Which of the lines below hold "want"? Please return each one.
*** Opening Dataset entries ***
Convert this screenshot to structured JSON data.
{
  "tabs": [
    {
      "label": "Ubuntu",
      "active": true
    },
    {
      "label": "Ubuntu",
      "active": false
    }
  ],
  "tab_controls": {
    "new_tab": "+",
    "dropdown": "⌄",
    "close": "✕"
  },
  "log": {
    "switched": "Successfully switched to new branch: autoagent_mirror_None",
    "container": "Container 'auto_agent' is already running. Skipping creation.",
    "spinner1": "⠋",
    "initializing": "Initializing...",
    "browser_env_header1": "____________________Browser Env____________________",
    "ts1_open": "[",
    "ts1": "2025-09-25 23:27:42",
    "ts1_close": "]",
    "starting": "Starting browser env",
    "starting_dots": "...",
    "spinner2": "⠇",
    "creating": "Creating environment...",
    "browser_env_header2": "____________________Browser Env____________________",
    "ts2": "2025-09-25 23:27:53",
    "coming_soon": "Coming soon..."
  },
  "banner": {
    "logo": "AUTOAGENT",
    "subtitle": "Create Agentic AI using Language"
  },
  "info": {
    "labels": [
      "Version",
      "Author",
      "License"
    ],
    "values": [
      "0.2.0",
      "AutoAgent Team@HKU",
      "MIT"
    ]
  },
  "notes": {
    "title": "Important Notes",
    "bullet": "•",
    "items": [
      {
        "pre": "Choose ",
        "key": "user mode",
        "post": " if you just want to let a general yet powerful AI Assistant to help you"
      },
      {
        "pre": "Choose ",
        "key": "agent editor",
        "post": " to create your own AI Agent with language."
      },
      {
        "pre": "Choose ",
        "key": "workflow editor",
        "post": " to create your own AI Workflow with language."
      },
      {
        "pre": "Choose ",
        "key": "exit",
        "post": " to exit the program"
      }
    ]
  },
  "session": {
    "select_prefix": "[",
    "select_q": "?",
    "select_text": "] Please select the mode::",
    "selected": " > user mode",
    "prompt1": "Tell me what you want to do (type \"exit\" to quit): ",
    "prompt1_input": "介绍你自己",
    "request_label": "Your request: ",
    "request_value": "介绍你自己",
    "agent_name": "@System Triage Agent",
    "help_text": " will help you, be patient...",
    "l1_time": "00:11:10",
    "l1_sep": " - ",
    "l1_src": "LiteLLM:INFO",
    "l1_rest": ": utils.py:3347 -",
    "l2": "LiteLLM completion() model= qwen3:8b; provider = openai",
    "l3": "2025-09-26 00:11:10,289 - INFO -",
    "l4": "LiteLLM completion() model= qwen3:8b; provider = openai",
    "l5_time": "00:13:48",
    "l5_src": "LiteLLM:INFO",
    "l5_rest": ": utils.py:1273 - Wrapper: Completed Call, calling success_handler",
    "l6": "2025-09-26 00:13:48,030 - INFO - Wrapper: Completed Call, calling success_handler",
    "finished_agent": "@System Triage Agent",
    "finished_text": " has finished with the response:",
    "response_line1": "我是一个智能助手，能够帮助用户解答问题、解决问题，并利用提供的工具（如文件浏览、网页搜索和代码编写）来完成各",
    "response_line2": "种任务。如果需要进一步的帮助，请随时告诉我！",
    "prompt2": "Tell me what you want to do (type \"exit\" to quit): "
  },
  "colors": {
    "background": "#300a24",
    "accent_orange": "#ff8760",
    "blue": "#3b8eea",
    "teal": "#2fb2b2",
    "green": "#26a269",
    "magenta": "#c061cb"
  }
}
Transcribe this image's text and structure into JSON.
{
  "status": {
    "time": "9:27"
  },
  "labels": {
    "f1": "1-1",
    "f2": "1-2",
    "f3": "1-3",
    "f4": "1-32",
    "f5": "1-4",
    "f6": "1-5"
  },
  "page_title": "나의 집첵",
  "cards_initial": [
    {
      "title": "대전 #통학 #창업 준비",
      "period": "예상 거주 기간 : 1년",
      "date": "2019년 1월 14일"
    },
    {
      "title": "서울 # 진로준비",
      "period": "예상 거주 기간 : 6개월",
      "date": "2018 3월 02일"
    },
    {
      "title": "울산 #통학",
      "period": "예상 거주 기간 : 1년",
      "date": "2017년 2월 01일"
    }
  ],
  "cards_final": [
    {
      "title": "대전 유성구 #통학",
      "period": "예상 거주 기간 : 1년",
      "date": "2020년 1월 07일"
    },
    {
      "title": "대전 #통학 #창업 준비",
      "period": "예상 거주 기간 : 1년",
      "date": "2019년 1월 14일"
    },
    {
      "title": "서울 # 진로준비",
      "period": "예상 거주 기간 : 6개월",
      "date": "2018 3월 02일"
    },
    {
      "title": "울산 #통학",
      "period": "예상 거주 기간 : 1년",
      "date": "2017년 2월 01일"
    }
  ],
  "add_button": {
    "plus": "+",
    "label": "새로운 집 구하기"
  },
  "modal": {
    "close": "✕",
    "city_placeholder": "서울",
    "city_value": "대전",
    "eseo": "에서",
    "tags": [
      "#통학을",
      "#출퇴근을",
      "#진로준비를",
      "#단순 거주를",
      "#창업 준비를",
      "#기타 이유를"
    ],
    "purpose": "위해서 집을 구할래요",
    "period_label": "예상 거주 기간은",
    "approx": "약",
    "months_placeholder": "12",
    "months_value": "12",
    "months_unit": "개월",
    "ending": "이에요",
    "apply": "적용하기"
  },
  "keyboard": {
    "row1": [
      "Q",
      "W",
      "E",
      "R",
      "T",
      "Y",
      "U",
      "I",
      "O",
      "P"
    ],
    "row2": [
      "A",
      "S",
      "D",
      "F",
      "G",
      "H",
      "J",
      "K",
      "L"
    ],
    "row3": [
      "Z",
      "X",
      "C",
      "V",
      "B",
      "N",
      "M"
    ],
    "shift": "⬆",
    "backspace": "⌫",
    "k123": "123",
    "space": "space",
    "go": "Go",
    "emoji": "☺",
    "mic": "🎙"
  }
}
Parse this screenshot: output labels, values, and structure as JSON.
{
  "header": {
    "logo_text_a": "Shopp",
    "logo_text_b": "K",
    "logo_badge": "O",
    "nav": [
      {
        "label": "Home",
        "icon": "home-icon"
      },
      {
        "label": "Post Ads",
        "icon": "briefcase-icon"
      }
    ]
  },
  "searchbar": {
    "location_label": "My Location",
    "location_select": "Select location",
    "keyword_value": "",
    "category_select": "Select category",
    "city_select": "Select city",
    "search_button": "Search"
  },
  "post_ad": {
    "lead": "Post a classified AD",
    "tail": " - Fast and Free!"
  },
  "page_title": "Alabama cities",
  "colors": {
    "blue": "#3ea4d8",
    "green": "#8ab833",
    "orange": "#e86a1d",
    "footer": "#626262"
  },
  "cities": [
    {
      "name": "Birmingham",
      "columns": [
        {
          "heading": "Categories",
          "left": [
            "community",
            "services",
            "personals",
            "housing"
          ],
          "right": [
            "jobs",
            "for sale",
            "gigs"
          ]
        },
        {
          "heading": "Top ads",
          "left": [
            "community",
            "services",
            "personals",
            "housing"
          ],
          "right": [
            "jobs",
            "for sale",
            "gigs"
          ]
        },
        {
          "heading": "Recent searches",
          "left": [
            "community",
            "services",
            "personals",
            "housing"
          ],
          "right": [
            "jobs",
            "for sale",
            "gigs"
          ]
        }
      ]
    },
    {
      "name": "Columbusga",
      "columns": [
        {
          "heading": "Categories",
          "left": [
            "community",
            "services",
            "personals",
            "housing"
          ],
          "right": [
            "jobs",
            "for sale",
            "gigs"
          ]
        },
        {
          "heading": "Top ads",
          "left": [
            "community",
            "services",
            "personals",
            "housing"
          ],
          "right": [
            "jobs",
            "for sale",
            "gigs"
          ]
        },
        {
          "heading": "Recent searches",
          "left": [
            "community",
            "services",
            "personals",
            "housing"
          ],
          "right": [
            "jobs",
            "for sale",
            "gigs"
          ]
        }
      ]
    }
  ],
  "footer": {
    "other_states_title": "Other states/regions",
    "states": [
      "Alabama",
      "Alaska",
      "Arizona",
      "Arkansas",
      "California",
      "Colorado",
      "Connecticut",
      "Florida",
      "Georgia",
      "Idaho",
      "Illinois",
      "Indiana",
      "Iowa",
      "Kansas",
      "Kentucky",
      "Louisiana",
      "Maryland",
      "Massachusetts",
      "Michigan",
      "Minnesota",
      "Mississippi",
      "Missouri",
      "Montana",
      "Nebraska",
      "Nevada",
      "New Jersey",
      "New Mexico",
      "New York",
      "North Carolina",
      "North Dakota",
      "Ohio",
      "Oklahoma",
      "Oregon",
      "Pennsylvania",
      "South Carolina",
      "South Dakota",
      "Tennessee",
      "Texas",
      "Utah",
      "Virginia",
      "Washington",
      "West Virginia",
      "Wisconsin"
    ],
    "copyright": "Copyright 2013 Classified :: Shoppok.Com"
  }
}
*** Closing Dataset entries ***
> Response below:
        "post": " if you just want to let a general yet powerful AI Assistant to help you"
    "prompt1": "Tell me what you want to do (type \"exit\" to quit): ",
    "prompt2": "Tell me what you want to do (type \"exit\" to quit): "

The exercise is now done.